“This would be very dangerous to the Malay sovereignty,” he said.
Fast forward 2010, we are hearing such similar statements from the likes of Ibrahim Ali, who have forgotten or chosen to forget that the Chinese votes can help Umno.
When the MCA and Gerakan were weak, it would be the Umno votes that helped these two parties. That has been the way since the Alliance under Tunku Abdul Rahman, who was aware that the inclusion of non-Malays in the government would be crucial to its legitimacy as well as to keep intact the politics of consensus and accommodation.
The power-sharing concept has worked so well that now the Pakatan Rakyat has adopted it via a PKR, DAP and PAS coalition.
Immediately after the 1999 electoral bashing, Najib, who was an Umno vice-president, said the voting trend of Malays – who favoured the opposition – was a signal for Umno to work harder in ensuring the party and Barisan success in future.
Umno, he added, must correct its mistakes and look at itself before pointing fingers at others for the defeat. That, however, seems to be the pattern of some politicians after the Hulu Selangor by-election which the Barisan won. Imagine how these politicians would have reacted had the PKR won the seat.
But it is encouraging for Najib to ignore these hollow calls by going to the Chinese school in Rasa with a RM3mil cheque to construct a building.
Najib is obviously looking further ahead. The RM3mil is a political investment for the next general election, not just for Rasa but for every Chinese majority constituency, as his gesture went down strongly.
There is no need to tell the community to be grateful. After all, the Chinese and Indian communities helped build the nation and the bulk of income tax is said to be from the Chinese community.
A political party is just like any company. It has to sell its product by convincing its customers why it is better than its rivals. In meeting sales targets, no company picks its customers according to their race. Every customer should be treated like a king and every effort should be made to win his heart and mind. So it is incredulous that one would ask his customers to be “grateful” and to “repent” or, worse still, even ask what more the customers want.
The electorate, like the customers, expect their sales persons to be nice to them if they still want to do business. If these salesmen disappear when their services are needed or act arrogantly, then we can expect the company to be out of business.
All is not lost for the Barisan because the scenario has improved. Besides, Najib’s increasing favourable ratings and the economy – a crucial key indicator for the Chinese – has seen some positive outlook starting with a stronger ringgit.
The feel good factor seems to be coming around and while the government’s expectations for the GDP growth is between 4.5% and 5.5%, others believe that 6.6% is possible.

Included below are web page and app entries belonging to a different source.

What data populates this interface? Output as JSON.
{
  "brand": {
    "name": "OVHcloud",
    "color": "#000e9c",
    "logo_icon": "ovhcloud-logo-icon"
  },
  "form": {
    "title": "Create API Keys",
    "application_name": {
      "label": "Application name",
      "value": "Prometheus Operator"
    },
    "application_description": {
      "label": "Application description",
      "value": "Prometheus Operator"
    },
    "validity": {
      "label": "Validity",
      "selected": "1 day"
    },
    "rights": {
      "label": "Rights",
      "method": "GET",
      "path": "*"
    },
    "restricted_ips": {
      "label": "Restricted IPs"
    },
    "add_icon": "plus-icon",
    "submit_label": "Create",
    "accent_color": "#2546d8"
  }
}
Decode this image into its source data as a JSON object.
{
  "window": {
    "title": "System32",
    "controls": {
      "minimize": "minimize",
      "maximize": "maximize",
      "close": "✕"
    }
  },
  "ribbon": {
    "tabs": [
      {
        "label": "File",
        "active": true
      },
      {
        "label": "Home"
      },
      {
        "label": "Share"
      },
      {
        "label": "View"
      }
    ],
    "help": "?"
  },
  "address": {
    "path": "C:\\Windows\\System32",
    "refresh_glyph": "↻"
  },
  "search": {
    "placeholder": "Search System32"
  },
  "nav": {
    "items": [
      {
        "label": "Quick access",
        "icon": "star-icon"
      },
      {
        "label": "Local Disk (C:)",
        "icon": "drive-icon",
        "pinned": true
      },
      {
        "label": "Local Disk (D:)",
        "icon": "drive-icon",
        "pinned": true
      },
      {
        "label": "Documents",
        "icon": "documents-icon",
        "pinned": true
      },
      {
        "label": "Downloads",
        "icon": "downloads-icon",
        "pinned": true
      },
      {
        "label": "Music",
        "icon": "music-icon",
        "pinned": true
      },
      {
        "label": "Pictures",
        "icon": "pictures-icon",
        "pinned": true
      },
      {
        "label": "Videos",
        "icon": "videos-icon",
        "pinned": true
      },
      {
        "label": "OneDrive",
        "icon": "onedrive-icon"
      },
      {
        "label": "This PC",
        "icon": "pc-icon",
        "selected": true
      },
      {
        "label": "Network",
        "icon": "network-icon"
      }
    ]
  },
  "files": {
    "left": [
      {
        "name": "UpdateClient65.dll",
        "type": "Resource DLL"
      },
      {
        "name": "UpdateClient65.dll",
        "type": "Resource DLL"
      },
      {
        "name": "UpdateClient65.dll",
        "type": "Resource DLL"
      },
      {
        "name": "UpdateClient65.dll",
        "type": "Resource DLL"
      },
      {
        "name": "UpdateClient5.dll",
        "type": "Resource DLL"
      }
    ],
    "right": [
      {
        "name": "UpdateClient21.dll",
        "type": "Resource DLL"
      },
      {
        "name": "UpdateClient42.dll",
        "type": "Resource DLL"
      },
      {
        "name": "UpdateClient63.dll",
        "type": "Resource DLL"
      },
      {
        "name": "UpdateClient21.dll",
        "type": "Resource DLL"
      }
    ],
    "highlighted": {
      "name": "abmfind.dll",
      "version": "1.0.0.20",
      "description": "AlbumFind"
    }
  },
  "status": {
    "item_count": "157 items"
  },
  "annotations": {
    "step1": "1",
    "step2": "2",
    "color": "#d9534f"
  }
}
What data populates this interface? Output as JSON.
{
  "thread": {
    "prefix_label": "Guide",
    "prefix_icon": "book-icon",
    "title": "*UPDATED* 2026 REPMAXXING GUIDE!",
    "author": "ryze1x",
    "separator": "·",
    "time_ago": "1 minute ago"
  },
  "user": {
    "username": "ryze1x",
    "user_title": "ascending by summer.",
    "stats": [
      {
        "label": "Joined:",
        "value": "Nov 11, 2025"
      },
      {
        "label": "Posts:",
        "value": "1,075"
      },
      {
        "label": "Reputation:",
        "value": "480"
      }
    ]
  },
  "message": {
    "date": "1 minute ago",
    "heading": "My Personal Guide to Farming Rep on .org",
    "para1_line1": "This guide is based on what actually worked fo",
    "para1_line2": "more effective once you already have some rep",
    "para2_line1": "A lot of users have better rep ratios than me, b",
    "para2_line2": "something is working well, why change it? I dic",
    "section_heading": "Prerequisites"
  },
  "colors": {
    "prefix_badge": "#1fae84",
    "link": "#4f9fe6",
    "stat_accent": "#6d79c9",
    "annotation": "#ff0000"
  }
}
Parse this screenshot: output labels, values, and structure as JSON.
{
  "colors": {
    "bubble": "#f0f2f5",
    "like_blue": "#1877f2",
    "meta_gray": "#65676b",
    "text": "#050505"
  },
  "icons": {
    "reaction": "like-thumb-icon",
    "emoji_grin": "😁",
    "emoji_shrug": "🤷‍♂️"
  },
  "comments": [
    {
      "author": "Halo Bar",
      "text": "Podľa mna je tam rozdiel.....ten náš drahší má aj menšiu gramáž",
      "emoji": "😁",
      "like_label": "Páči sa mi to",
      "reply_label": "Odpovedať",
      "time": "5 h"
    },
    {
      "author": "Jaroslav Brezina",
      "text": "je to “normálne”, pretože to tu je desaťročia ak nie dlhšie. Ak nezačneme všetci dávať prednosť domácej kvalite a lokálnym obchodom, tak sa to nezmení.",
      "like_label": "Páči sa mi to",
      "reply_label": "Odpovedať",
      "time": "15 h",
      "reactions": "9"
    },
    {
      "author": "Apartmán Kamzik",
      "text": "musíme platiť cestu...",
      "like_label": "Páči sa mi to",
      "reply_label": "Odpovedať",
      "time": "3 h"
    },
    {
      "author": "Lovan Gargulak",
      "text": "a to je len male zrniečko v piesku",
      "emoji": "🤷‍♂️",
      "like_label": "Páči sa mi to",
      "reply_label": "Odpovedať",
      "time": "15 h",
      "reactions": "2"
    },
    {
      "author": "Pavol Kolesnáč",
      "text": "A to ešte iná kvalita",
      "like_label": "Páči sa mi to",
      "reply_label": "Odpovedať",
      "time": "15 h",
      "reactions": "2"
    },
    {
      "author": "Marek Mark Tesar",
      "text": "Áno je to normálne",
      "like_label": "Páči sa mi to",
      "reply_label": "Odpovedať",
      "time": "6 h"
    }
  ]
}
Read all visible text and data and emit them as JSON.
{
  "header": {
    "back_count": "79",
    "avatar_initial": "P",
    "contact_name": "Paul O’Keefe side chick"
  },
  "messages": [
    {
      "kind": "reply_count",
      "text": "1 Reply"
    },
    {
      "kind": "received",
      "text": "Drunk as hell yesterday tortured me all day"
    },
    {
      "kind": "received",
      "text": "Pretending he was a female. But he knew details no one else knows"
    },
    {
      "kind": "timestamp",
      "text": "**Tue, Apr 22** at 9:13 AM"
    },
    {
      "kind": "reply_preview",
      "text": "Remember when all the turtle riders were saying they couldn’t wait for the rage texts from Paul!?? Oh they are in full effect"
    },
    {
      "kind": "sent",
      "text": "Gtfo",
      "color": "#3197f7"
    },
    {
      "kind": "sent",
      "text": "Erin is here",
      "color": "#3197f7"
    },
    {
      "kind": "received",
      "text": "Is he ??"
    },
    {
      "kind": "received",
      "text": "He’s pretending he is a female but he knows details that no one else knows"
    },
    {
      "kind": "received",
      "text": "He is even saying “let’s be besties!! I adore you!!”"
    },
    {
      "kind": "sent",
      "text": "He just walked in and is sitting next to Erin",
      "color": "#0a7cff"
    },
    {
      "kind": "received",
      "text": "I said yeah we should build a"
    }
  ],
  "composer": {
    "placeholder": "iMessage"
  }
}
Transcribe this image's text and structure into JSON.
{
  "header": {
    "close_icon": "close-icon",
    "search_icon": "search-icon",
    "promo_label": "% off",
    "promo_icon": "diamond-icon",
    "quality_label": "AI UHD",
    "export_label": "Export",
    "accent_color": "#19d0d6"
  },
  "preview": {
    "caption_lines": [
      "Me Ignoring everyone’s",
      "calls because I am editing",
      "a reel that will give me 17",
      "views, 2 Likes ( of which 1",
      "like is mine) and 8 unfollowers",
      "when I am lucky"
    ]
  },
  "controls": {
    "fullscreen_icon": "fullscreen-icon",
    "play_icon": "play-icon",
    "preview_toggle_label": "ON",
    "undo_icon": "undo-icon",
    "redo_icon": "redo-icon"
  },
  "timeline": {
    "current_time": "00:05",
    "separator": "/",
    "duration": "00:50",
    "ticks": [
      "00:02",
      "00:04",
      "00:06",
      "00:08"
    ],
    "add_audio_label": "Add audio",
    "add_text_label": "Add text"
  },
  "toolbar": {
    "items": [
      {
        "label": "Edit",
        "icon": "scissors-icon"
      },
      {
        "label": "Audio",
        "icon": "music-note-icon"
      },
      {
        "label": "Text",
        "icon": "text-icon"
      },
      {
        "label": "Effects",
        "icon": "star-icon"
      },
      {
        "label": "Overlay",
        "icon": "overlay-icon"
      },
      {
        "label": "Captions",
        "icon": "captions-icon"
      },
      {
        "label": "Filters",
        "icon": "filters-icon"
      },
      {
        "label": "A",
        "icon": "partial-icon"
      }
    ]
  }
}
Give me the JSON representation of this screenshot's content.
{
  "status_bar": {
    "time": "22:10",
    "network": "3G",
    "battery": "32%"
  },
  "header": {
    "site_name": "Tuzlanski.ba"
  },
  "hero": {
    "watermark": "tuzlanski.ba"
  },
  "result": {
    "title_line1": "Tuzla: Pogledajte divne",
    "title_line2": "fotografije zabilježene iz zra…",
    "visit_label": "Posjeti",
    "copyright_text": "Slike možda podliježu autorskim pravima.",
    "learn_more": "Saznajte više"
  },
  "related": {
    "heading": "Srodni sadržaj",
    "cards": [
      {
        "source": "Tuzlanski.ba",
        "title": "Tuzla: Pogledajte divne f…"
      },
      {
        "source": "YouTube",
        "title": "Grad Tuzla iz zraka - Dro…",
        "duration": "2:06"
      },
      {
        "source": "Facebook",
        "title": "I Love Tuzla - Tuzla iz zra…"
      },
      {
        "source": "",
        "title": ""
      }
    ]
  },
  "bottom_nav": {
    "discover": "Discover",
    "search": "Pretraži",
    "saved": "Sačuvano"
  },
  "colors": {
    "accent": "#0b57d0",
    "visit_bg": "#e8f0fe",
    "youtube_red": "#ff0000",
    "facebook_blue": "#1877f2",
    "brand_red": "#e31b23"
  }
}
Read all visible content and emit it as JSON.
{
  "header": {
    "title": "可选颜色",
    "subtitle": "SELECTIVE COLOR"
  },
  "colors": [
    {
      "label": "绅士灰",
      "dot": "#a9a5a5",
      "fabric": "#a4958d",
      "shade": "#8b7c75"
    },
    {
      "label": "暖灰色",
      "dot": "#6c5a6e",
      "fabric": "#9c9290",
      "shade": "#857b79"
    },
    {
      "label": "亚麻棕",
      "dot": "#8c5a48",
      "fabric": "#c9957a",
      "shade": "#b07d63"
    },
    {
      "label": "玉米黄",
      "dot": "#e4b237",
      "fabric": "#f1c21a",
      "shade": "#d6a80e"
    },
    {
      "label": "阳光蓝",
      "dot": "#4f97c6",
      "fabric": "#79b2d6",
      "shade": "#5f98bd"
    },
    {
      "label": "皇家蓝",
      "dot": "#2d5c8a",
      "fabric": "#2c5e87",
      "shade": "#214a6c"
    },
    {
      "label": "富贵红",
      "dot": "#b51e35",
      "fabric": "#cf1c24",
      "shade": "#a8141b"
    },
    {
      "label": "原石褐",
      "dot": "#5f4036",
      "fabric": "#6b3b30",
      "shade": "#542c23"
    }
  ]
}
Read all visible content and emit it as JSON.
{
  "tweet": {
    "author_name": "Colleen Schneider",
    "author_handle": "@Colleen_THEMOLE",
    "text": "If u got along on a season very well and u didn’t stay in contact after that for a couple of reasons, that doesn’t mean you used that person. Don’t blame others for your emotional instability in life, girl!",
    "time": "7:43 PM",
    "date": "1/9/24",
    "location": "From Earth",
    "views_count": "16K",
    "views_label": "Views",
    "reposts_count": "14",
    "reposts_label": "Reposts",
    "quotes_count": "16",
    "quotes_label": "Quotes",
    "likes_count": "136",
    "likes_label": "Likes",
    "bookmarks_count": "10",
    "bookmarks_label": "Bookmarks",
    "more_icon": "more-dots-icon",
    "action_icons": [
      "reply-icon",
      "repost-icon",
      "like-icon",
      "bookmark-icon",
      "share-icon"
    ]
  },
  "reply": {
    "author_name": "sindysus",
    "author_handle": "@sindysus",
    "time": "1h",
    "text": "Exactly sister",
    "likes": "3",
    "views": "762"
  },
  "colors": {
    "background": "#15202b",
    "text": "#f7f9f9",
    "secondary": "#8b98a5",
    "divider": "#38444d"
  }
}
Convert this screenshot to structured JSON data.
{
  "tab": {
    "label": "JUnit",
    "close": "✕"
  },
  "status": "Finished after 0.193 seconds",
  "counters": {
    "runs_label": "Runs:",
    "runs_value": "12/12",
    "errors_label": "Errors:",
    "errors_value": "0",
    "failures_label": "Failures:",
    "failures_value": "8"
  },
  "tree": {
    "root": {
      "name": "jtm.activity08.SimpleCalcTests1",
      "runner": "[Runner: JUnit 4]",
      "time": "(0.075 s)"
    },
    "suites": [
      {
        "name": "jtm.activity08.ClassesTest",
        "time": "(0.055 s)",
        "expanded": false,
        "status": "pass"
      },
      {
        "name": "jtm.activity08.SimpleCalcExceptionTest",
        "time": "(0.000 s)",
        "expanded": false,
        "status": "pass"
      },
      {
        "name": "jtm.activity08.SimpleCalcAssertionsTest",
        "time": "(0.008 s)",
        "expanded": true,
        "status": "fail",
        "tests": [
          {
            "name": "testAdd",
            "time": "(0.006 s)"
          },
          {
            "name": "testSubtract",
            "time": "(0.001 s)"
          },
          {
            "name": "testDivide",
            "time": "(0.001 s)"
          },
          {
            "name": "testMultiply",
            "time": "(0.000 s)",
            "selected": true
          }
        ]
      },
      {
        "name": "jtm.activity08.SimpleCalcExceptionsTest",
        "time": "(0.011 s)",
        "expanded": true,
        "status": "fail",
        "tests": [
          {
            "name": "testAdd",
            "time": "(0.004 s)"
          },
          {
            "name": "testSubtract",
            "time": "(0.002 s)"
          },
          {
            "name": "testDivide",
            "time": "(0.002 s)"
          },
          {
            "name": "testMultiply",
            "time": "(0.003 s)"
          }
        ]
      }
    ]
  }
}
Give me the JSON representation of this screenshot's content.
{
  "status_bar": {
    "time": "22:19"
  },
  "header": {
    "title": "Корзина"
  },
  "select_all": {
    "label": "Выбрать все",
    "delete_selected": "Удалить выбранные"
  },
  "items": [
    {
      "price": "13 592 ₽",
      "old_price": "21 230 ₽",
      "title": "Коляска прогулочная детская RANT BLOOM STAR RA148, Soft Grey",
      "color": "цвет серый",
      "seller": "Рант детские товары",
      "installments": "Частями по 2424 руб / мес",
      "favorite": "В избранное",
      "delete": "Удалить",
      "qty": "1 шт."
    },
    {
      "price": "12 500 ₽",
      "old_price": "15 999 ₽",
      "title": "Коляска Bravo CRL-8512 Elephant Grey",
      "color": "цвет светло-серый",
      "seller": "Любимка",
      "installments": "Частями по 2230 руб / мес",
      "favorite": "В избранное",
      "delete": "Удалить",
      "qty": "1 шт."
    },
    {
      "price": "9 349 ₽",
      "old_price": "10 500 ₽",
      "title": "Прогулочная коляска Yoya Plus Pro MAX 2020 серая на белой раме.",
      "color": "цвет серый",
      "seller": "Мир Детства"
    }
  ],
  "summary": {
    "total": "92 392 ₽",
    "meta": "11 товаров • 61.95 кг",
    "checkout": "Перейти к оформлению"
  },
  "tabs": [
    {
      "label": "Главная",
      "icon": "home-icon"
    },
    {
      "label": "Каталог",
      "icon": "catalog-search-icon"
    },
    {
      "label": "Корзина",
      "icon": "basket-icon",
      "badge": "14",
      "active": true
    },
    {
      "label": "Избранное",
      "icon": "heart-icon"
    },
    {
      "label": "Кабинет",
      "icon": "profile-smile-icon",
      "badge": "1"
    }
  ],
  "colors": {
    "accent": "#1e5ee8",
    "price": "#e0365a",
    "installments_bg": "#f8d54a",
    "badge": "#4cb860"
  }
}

Local companies have reported better market confidence in the first quarter results. In fact, monthly car sales reportedly recovered from a low of 33,000 in October 2008 to an average of 42,000 per month over the last six months.
The transformation plans would certainly have an impact on the country’s economy and the political scenario.
There is no need for anyone to play the racial card and Umno should distance itself from groups or individuals fanning communal sentiments. The fact that the MCA and the MIC put the word “Malaysian” first when they were formed is sufficient proof of their allegiance to this country.
Strangely, comedians like Harith are making sense while our politicians have become comics instead, often with their foot in their mouth.